It began the morning of Jan. 15, 2018, after losing our beloved male cat PT to cancer six months previous. We headed out early to catch the 7 a.m. ferry from Nanaimo to Horseshoe Bay and drove non-stop to Kelowna SPCA, to meet and adopt our eight-month-old PT body-double whom the SPCA staff had named ‘Ricky’.
(He was rescued from a Kelowna trailer park was named after one of the characters in the TV show Trailer Park Boys. Along the way, we passed the restaurant Ricky’s and knew we were on the right path.
We couldn’t wait to make him feel comfortable in our bedroom with his own blanky, food, water and litter. It would be a few days before slowly introducing him to our other female cat, Heimer.
Days went by and everything was going well, the two cats were getting to know one another and we were trying to come up with another name for Ricky. We finally decided on ‘Junior’ as he was a junior-sized version of PT.
We were a family of four, two humans in love with two cats, and vice-versa.
Late spring was upon us and the sun was warm, so one afternoon, we slowly opened the front door to see how he would respond to the outdoors. Heimer and all of our other cats had been daytime outdoor with supervision cats. Never a problem. But as soon as Junior smelled that fresh air, he bolted to a pile of logs on our property not far from the front door. I couldn’t see him. My heart pounding, I walked softly up to the log pile calling ‘Junior! Junior!’ Nothing.
As I got closer and peeked in the logs, he saw me and bolted again into the forest of our property. I called, I shook crunchies, I walked our property, calling and shaking, even Heimer came with me on the daily/hourly searches.
The days were made up of informing neighbours, putting up signs, calling and shaking with Heimer in tow. At night, I slept by the front door, awaking often to dash outside in my bare feet after seeing glimpses of Junior in the shadows. Calling and begging him to answer me.
Finally he did. After viewing hours upon hours of security camera footage each morning, I could see he was hanging around at night. When I would call, he would give me a mournful meow back from the darkness of the trees. We knew he must be getting hungry.
It was Day 7 when he showed himself for the first time during the day but he wouldn’t let me get close. Every step I took towards him, he’d take seven steps the other way, but we knew this moment was our chance to coax him in, but with what? I harshly whispered to my husband to go cut up some of that nice ham we put on our sandwiches. “Get the ham!” He did one better, in man-speed, he MacGyvered a quick fishing rod with a long string that we could tie the ham pieces on to and fling it in the direction of our poor trailer park boy. Remarkably, it didn’t take long for the hungry, homeless wannabe to take the bait.
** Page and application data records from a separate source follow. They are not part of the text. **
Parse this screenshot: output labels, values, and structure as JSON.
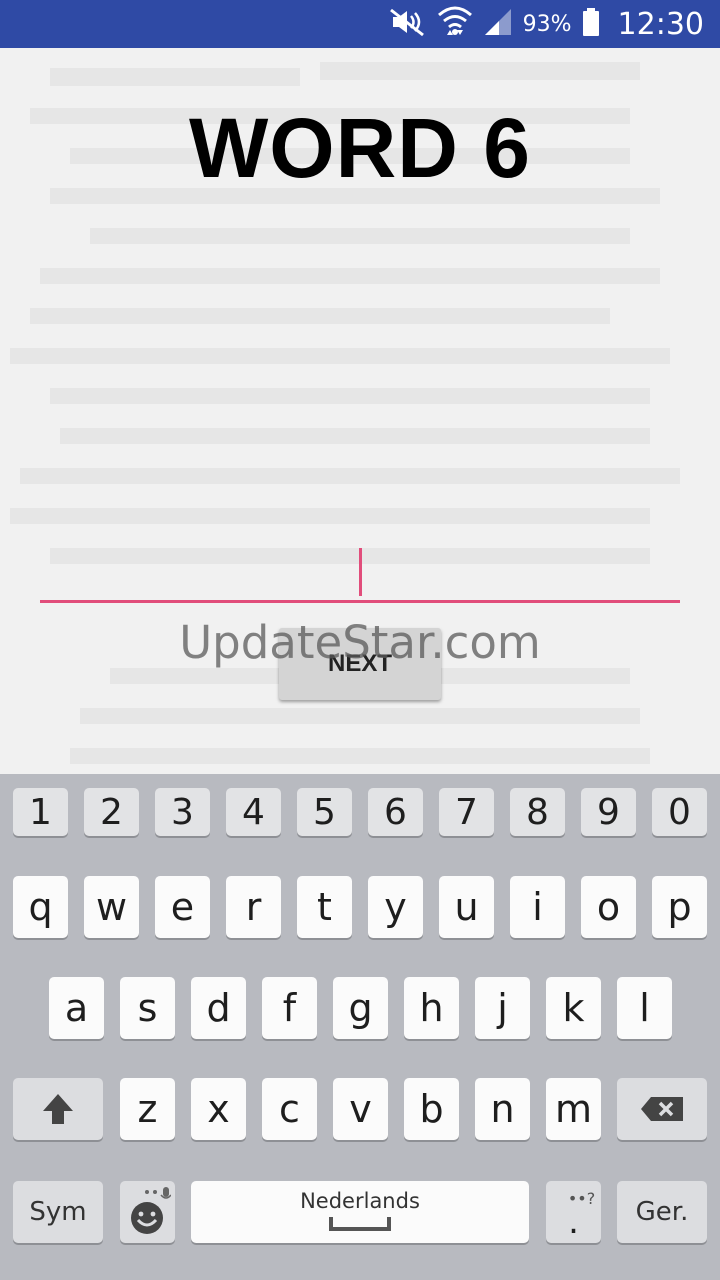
{
  "status_bar": {
    "battery": "93%",
    "time": "12:30",
    "icons": [
      "mute-icon",
      "wifi-icon",
      "signal-icon",
      "battery-icon"
    ]
  },
  "app": {
    "title": "WORD 6",
    "input": {
      "value": ""
    },
    "next_button": "NEXT",
    "watermark": "UpdateStar.com"
  },
  "keyboard": {
    "number_row": [
      "1",
      "2",
      "3",
      "4",
      "5",
      "6",
      "7",
      "8",
      "9",
      "0"
    ],
    "row1": [
      "q",
      "w",
      "e",
      "r",
      "t",
      "y",
      "u",
      "i",
      "o",
      "p"
    ],
    "row2": [
      "a",
      "s",
      "d",
      "f",
      "g",
      "h",
      "j",
      "k",
      "l"
    ],
    "row3": [
      "z",
      "x",
      "c",
      "v",
      "b",
      "n",
      "m"
    ],
    "sym": "Sym",
    "space_language": "Nederlands",
    "period": ".",
    "period_hint": "••?",
    "done": "Ger."
  },
  "colors": {
    "status_bar": "#2f4aa5",
    "accent": "#e14d7b",
    "keyboard_bg": "#b8bac0"
  }
}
He could smell the ham, he could see it moving like a toy mouse and the gap between us was slowly closing in.
Suddenly, with divine speed and accuracy like I’ve never had, I performed a body lunge towards him, grabbing him with all I had, wrestling on the ground with an eight-pound man cat, string and ham pieces everywhere, and hollering to husband (who had gone inside to grab another beer): “Open the door! Open the door! I’ve got him!”
I get to my feet and head for the door with Junior kicking and scratching in obvious panic of an impending lifetime of being in lockdown.
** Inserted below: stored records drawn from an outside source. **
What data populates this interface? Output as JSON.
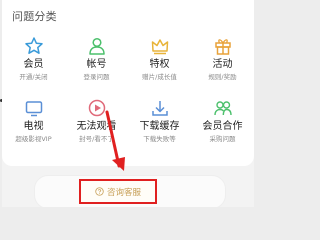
{
  "section_title": "问题分类",
  "categories": [
    {
      "label": "会员",
      "sub": "开通/关闭",
      "icon": "star-icon",
      "color": "#3a9bd9"
    },
    {
      "label": "帐号",
      "sub": "登录问题",
      "icon": "user-icon",
      "color": "#4cc06c"
    },
    {
      "label": "特权",
      "sub": "赠片/成长值",
      "icon": "crown-icon",
      "color": "#e8b43a"
    },
    {
      "label": "活动",
      "sub": "规则/奖励",
      "icon": "gift-icon",
      "color": "#e8a23a"
    },
    {
      "label": "电视",
      "sub": "超级影视VIP",
      "icon": "tv-icon",
      "color": "#5a8fd6"
    },
    {
      "label": "无法观看",
      "sub": "封号/看不了",
      "icon": "video-blocked-icon",
      "color": "#e06a7a"
    },
    {
      "label": "下载缓存",
      "sub": "下载失败等",
      "icon": "download-icon",
      "color": "#5a8fd6"
    },
    {
      "label": "会员合作",
      "sub": "采购问题",
      "icon": "cooperation-icon",
      "color": "#4cc06c"
    }
  ],
  "consult_button": {
    "label": "咨询客服",
    "icon": "question-circle-icon",
    "highlight_color": "#e02020"
  }
}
Sadly, Heimer passed away due to cancer but we knew there was another kitty out there needing a home, so we adopted Chloe from Parksville Bosley’s and she, and the now-big Junior, have been best buddies ever since. Plus, we built a lovely cat condo connected to the house for their safe, outdoor leisure.
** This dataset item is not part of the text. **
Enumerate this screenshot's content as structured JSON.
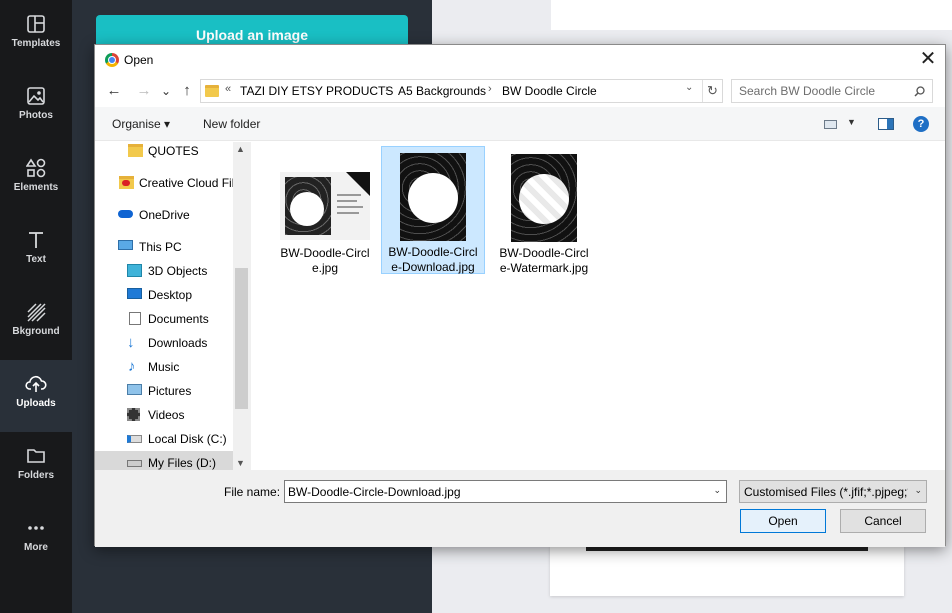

And now, whenever we make that ham sandwich, there’s always a few pieces in it for Junior and I tell him, “this is the ham that got you home.”
Wonderful tale well-told, Linda. Keep those stories coming, folks.